*Task to carry out*. Look through the material that follows and show every line with the string "collection".

*Recorded data*.
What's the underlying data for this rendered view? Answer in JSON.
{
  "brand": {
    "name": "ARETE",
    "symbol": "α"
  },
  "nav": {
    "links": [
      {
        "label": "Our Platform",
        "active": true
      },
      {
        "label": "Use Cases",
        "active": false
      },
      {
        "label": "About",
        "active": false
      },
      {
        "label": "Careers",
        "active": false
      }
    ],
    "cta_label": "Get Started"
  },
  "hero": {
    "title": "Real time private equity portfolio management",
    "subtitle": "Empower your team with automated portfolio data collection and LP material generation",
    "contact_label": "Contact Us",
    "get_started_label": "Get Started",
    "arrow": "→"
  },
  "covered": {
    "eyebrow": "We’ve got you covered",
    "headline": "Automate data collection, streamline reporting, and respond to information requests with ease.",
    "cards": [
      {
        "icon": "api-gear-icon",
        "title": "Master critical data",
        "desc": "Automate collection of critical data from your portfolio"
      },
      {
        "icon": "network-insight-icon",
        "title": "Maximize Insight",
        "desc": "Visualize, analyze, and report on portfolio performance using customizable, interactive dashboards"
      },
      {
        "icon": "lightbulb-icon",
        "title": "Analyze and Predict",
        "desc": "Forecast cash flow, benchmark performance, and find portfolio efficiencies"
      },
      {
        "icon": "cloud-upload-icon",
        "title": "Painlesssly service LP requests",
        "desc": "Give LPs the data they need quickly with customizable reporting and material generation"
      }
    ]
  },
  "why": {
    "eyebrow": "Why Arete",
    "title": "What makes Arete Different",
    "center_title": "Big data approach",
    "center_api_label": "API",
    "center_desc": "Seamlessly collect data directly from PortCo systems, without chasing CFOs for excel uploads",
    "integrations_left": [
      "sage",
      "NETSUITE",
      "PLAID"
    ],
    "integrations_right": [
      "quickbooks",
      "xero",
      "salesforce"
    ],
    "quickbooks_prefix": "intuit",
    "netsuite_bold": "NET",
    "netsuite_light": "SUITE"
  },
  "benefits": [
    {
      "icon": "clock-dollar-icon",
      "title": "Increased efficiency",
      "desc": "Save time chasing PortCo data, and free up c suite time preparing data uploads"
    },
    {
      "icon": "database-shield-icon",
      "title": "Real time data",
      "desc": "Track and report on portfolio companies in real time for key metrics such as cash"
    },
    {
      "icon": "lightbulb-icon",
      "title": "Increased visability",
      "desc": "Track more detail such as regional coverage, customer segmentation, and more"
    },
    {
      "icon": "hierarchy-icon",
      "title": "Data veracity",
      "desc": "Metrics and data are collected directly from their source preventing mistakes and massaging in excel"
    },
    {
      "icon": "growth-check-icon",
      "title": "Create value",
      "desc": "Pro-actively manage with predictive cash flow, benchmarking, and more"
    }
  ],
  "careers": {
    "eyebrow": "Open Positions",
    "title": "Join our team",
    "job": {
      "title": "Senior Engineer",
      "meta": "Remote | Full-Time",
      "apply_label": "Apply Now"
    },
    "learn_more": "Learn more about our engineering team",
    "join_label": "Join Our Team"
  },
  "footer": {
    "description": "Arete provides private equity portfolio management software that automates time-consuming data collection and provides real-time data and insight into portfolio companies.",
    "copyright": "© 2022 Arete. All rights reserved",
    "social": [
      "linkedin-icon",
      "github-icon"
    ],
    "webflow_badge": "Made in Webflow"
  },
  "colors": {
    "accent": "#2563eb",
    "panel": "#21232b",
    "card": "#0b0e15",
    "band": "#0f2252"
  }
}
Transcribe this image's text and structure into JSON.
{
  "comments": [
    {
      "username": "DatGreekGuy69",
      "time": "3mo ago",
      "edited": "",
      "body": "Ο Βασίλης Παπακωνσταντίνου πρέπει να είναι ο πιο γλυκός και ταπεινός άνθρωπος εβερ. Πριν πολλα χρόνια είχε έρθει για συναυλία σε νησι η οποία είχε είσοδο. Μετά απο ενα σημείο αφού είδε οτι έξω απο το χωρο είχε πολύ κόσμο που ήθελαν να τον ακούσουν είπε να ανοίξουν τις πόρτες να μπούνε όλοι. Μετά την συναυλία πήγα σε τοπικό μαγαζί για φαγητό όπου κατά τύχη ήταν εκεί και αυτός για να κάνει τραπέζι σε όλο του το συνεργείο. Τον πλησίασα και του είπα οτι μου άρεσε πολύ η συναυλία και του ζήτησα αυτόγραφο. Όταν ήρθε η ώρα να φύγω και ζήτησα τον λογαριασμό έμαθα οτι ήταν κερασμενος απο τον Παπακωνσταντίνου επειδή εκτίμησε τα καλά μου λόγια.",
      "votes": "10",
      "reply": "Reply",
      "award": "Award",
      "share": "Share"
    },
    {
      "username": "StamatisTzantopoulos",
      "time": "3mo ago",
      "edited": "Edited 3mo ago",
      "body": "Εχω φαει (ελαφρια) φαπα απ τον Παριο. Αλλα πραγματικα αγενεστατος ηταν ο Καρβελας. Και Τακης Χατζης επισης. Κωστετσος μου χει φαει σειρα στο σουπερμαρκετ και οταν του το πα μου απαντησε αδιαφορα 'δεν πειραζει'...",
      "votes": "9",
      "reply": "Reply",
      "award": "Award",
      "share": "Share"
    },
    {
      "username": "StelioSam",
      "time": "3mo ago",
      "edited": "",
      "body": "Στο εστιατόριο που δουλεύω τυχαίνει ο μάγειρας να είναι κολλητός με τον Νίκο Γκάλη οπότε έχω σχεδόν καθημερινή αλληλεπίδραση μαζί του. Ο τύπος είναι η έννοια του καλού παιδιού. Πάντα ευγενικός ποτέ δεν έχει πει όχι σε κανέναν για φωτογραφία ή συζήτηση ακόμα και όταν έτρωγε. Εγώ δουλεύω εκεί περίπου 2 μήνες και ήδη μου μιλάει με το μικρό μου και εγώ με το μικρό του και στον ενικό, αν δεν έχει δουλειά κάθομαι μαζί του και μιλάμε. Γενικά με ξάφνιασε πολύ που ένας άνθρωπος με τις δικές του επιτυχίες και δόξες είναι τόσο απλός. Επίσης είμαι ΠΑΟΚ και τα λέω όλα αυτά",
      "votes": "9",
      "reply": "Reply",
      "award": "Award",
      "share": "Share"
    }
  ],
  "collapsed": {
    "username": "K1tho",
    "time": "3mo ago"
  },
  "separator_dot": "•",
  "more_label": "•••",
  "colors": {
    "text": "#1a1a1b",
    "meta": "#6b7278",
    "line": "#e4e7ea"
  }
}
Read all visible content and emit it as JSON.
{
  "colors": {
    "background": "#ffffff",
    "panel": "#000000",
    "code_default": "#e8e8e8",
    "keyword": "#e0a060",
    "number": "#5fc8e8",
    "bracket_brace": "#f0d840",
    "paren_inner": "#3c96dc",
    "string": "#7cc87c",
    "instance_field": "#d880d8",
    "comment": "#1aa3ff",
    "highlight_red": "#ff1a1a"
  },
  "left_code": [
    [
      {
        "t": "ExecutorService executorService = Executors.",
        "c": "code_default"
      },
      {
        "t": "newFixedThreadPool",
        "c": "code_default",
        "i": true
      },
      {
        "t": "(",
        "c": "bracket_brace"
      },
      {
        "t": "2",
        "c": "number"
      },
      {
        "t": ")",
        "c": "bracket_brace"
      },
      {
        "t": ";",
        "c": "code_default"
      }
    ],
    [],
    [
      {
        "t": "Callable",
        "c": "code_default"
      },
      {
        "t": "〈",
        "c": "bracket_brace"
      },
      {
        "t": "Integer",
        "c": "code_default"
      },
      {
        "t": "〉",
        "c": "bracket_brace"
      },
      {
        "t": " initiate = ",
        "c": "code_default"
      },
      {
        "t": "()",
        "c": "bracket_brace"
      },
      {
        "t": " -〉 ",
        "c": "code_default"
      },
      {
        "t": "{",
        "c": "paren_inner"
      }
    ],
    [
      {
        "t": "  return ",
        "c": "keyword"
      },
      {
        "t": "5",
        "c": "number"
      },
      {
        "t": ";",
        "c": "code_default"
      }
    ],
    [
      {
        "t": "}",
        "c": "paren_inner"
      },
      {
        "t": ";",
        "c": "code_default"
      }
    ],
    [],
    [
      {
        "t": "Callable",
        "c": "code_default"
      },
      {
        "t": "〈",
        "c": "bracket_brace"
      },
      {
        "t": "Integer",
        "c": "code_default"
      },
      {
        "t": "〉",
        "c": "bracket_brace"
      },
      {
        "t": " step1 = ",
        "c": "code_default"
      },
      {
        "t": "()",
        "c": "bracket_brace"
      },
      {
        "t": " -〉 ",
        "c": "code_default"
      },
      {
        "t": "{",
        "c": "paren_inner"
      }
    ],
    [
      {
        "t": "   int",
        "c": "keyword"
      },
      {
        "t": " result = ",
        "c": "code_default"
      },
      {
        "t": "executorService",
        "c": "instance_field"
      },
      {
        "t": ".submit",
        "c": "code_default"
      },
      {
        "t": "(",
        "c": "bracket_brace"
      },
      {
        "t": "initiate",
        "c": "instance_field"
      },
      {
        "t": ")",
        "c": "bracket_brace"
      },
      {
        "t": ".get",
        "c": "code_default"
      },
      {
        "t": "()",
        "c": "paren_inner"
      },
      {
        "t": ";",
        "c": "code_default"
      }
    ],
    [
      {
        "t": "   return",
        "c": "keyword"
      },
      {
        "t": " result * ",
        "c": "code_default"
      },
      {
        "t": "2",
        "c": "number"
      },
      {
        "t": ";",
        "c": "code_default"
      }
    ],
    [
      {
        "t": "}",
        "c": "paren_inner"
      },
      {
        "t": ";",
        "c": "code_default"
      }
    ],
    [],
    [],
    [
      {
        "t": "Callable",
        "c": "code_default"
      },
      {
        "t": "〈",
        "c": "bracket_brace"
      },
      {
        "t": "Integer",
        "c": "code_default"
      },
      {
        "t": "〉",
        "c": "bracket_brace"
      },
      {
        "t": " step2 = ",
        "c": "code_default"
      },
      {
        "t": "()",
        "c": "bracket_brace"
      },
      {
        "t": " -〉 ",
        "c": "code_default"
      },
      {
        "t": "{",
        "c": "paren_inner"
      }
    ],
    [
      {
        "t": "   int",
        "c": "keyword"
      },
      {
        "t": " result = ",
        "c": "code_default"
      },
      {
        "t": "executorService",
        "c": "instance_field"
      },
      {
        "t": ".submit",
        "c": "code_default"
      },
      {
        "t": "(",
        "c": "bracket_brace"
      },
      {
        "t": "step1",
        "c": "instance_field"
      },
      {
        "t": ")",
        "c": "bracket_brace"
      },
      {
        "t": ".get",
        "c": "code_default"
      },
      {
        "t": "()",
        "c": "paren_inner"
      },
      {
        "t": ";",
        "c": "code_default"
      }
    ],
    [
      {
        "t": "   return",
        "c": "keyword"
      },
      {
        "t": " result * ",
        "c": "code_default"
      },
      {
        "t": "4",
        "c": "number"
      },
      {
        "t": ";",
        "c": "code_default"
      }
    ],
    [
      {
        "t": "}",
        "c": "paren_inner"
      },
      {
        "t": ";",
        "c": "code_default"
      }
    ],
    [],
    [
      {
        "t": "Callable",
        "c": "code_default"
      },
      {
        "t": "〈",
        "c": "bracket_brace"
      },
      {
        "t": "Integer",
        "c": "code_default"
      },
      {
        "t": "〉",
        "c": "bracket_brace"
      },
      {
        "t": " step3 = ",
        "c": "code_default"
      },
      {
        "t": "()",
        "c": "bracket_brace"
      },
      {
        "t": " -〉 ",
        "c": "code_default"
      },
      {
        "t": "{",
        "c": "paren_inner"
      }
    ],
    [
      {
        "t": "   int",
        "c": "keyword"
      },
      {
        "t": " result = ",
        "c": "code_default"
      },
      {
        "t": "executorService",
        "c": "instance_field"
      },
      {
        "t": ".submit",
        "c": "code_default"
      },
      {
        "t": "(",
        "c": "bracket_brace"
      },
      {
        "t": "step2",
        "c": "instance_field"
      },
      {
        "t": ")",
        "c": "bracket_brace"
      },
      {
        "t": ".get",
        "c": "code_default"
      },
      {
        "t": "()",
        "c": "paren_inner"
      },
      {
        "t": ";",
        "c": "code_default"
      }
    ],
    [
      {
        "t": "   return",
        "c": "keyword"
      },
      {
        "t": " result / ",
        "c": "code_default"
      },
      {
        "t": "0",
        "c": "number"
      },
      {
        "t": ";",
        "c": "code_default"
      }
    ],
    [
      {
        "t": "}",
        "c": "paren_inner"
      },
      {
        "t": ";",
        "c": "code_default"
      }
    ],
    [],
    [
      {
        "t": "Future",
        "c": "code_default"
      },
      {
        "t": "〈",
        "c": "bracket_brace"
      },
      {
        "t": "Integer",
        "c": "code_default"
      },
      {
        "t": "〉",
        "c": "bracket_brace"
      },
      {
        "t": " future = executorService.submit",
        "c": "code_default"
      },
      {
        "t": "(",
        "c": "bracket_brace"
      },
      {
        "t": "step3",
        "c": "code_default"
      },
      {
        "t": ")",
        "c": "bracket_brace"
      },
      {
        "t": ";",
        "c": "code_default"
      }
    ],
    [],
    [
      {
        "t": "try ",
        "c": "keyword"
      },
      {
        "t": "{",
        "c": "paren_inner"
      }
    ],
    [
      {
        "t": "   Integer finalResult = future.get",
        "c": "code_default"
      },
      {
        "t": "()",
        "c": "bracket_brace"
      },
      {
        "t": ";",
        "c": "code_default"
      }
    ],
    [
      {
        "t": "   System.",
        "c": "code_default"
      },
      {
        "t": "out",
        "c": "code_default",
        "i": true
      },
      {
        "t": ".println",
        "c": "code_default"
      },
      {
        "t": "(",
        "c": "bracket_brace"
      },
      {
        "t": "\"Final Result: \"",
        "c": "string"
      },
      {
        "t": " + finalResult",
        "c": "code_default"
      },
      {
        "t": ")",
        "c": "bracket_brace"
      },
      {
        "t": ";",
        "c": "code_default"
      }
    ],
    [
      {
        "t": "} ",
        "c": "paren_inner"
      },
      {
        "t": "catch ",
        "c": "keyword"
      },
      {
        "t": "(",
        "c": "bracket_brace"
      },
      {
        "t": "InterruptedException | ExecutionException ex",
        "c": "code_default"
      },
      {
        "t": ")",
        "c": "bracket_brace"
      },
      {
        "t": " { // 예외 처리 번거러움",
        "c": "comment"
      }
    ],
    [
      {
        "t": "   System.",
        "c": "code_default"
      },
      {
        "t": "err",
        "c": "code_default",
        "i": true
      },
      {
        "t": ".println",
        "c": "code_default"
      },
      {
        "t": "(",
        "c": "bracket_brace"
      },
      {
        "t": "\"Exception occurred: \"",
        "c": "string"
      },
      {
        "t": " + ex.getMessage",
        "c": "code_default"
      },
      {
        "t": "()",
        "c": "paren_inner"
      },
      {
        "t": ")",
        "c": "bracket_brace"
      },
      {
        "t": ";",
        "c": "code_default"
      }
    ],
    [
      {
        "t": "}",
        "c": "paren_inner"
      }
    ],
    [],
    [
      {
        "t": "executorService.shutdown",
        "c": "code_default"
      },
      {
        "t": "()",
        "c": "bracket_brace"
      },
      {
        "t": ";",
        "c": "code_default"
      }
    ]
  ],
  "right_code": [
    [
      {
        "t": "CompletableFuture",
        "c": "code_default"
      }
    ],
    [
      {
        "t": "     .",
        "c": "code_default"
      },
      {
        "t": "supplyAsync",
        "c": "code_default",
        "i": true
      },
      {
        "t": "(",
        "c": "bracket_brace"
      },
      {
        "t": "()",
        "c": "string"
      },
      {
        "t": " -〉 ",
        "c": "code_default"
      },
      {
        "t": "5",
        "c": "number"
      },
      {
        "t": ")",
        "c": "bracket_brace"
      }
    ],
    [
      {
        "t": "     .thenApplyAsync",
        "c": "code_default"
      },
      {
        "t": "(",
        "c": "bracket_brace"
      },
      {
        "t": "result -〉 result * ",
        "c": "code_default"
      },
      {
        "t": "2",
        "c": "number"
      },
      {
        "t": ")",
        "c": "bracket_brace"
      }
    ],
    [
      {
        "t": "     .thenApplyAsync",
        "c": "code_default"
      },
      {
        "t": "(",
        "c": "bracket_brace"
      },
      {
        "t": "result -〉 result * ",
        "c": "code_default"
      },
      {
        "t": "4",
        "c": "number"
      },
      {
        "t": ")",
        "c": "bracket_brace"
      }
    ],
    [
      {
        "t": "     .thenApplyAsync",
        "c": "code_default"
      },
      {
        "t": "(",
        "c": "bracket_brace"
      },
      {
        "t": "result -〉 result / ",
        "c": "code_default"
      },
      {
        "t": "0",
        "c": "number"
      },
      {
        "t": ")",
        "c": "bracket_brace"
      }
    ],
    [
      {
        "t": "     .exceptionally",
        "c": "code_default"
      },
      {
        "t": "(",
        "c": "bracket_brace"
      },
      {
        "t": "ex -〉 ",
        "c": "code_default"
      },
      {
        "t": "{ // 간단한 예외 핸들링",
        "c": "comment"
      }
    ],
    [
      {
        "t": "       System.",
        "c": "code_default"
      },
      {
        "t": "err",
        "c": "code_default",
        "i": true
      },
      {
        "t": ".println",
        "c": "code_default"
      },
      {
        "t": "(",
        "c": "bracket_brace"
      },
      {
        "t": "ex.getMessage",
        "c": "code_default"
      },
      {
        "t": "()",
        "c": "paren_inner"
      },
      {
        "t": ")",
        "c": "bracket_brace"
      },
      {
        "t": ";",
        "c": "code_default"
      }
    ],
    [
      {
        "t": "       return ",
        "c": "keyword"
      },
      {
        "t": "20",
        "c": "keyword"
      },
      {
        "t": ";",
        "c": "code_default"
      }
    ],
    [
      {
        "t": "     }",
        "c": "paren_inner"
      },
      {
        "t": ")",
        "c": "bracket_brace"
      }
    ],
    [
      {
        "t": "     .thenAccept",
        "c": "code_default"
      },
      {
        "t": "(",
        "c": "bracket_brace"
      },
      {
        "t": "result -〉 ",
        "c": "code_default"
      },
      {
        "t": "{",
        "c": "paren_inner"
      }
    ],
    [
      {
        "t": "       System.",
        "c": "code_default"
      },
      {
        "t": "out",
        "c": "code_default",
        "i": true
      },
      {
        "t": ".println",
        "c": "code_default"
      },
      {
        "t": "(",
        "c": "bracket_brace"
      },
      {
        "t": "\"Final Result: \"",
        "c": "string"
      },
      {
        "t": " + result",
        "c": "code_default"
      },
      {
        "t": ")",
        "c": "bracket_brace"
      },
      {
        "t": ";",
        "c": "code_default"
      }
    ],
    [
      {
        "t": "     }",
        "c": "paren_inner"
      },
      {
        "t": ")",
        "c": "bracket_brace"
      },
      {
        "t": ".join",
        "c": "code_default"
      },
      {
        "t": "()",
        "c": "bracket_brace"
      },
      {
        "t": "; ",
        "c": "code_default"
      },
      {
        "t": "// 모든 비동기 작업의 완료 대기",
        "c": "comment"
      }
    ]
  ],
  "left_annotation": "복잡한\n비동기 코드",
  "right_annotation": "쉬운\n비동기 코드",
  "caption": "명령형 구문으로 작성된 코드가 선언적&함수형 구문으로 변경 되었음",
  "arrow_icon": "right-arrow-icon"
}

*Solution to this exercise*.
    "subtitle": "Empower your team with automated portfolio data collection and LP material generation",
    "headline": "Automate data collection, streamline reporting, and respond to information requests with ease.",
        "desc": "Automate collection of critical data from your portfolio"
    "description": "Arete provides private equity portfolio management software that automates time-consuming data collection and provides real-time data and insight into portfolio companies.",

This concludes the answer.